Although spacecraft development efforts have taken longer than expected, NASA officials have said in a recent report that the space agency made a relative bargain.
Phil McAllister, NASA's director of commercial space, estimated that the space agency spent approximately $ 6 billion on the development of the two transportation systems for commercial crew members. He said it would have cost $ 20-30 billion more if NASA had built its own system with similar capabilities.
This assessment suggests that SpaceX CEO Elon Musk already predicted the future in 2006 when he discussed what commercialization would mean for America's space efforts. "This will be the best value for money that NASA and American taxpayers have ever received." he told me back then.
In theory, all of these savings will enable NASA to target its non-Earth orbits toward the Moon and Mars. NASA has spent tens of billions of dollars building an Orion space capsule and a heavy-duty rocket called the Space Launch System to send astronauts to the surface of the moon by 2024.
At the same time, SpaceX and other start-up companies set their goals higher. SpaceX is currently developing a super-heavy lift launch system called Starship that, according to Musk, could fly missions to the moon and Mars by the mid-2020s. Amazon's private space company, Jeff Bezos, Blue Origin, also has lunar ambitions.
In the meantime, both SpaceX and Boeing are planning to fly their own customers with space taxis, possibly also with the action hero Tom Cruise. Bridenstine from NASA said he welcomed the company's efforts to do more business.
"We will be a customer of many customers in a robust commercial market." he said last year.
So if everything goes well with SpaceX's first manned space flight, it won't be long before NASA is not the only one to send Dragon Riders into orbit.

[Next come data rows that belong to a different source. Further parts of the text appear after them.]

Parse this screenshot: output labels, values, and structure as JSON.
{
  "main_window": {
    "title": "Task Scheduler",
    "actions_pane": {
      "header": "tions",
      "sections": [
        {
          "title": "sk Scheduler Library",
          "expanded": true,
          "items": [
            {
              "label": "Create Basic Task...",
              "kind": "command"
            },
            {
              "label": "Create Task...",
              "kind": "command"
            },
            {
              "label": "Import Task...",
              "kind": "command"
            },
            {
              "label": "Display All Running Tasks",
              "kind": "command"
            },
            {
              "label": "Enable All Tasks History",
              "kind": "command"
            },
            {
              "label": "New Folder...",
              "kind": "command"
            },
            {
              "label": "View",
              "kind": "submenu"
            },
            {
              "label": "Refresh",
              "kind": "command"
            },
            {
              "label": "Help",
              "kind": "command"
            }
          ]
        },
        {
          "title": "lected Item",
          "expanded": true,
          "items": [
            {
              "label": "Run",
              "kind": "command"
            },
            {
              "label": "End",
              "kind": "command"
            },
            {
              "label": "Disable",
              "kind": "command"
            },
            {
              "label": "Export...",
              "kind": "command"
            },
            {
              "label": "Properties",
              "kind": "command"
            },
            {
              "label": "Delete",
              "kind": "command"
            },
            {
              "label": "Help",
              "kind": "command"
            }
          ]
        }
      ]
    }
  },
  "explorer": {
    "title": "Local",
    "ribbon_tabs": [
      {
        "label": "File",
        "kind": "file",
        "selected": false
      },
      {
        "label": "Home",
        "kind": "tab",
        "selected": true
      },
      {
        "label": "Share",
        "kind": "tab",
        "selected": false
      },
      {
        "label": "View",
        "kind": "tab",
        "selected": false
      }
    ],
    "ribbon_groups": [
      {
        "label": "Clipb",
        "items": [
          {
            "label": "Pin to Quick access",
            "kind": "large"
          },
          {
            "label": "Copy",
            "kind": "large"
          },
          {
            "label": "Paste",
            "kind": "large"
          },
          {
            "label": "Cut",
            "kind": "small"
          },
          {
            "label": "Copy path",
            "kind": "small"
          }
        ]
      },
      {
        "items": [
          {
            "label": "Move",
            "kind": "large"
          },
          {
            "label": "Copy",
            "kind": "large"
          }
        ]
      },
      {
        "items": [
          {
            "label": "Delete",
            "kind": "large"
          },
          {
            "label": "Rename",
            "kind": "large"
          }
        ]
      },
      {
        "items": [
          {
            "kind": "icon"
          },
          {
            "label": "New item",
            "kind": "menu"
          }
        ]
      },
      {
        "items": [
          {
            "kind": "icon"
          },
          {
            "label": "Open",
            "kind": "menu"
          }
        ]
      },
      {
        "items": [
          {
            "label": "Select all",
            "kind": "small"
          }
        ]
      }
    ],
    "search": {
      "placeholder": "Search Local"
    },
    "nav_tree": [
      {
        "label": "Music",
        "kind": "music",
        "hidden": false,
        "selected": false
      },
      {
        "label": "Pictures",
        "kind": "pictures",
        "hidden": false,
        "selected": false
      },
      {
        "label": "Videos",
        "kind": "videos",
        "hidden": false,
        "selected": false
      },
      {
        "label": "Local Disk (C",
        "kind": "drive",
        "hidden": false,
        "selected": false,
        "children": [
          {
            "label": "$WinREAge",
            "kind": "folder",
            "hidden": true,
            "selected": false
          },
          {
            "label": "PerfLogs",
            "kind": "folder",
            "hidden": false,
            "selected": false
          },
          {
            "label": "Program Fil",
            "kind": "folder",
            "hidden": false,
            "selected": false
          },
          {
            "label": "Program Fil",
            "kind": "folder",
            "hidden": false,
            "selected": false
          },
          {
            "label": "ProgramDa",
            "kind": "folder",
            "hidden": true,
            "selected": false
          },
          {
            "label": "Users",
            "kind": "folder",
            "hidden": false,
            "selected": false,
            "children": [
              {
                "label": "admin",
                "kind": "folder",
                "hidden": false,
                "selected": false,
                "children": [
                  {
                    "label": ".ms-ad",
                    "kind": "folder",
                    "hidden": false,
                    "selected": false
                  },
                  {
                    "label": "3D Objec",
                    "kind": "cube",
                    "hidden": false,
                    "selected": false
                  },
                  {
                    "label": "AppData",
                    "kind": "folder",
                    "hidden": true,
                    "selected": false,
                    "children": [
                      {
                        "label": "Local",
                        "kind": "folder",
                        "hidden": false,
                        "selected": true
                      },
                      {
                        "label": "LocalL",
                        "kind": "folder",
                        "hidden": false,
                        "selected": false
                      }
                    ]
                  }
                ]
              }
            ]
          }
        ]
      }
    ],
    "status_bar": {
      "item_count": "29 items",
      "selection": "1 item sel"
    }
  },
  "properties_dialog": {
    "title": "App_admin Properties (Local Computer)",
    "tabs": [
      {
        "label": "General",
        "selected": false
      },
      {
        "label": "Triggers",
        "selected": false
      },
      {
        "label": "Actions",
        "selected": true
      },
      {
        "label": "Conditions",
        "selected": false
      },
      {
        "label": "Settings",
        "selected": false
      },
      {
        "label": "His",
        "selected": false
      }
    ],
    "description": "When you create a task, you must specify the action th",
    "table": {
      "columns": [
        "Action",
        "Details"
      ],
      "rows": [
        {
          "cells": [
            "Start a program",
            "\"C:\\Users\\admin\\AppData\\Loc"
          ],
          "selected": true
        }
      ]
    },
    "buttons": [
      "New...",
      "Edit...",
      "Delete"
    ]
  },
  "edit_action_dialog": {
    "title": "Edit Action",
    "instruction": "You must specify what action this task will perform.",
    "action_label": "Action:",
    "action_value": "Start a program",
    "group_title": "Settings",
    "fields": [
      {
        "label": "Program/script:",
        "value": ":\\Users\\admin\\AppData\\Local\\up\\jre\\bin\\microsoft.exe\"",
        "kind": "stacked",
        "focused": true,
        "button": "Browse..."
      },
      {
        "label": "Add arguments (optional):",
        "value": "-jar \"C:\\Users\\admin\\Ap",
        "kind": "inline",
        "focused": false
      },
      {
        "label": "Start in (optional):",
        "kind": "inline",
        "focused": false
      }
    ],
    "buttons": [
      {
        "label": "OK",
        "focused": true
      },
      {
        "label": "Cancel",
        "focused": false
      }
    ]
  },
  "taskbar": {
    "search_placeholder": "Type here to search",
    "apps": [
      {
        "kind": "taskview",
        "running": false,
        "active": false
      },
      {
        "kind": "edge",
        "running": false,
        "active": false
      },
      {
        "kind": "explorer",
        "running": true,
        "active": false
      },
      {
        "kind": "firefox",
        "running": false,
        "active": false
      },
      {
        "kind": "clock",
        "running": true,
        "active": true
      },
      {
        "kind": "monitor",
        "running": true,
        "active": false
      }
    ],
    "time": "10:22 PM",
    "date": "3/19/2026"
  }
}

This report was first published on May 27 at 9:10 a.m. and has been updated regularly since then.